◆ What to work on:
Write out the data word for word and drop any picture you find.

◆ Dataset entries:
--

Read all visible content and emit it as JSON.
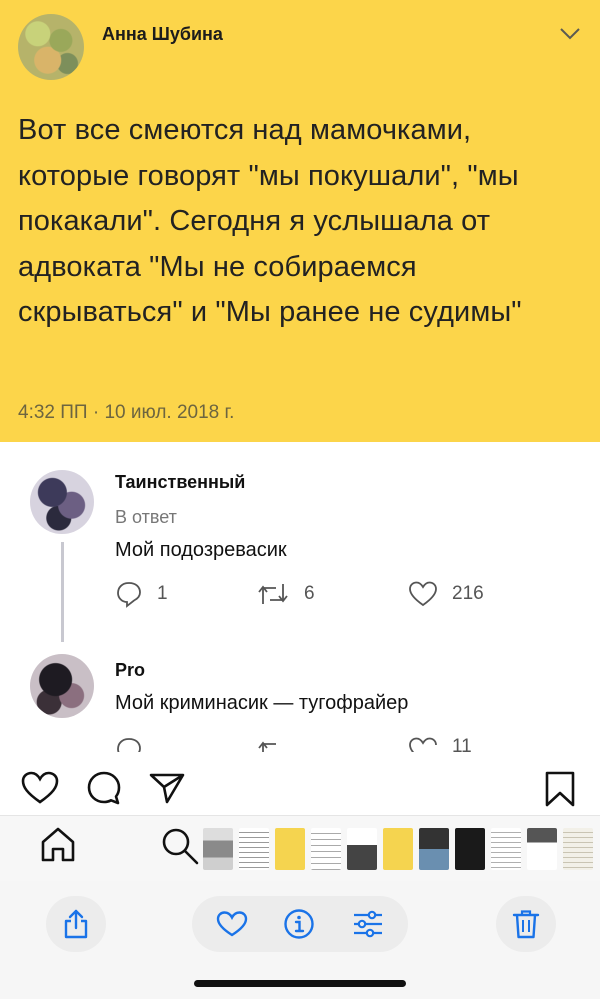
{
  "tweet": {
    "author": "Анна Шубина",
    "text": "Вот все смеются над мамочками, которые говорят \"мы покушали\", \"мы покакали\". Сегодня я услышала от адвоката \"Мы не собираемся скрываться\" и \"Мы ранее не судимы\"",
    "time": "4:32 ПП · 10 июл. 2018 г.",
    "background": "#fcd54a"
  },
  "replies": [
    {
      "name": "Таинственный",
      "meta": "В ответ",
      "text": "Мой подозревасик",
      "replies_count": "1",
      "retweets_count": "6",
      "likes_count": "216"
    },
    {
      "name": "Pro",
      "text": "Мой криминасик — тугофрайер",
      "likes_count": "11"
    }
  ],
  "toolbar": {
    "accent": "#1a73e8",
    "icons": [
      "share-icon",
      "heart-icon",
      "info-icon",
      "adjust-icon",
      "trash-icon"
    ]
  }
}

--

◆ Response area:
Read all visible content and emit it as JSON.
{
  "tweet": {
    "author": "Анна Шубина",
    "text": "Вот все смеются над мамочками, которые говорят \"мы покушали\", \"мы покакали\". Сегодня я услышала от адвоката \"Мы не собираемся скрываться\" и \"Мы ранее не судимы\"",
    "time": "4:32 ПП · 10 июл. 2018 г.",
    "background": "#fcd54a"
  },
  "replies": [
    {
      "name": "Таинственный",
      "meta": "В ответ",
      "text": "Мой подозревасик",
      "replies_count": "1",
      "retweets_count": "6",
      "likes_count": "216"
    },
    {
      "name": "Pro",
      "text": "Мой криминасик — тугофрайер",
      "likes_count": "11"
    }
  ],
  "toolbar": {
    "accent": "#1a73e8",
    "icons": [
      "share-icon",
      "heart-icon",
      "info-icon",
      "adjust-icon",
      "trash-icon"
    ]
  }
}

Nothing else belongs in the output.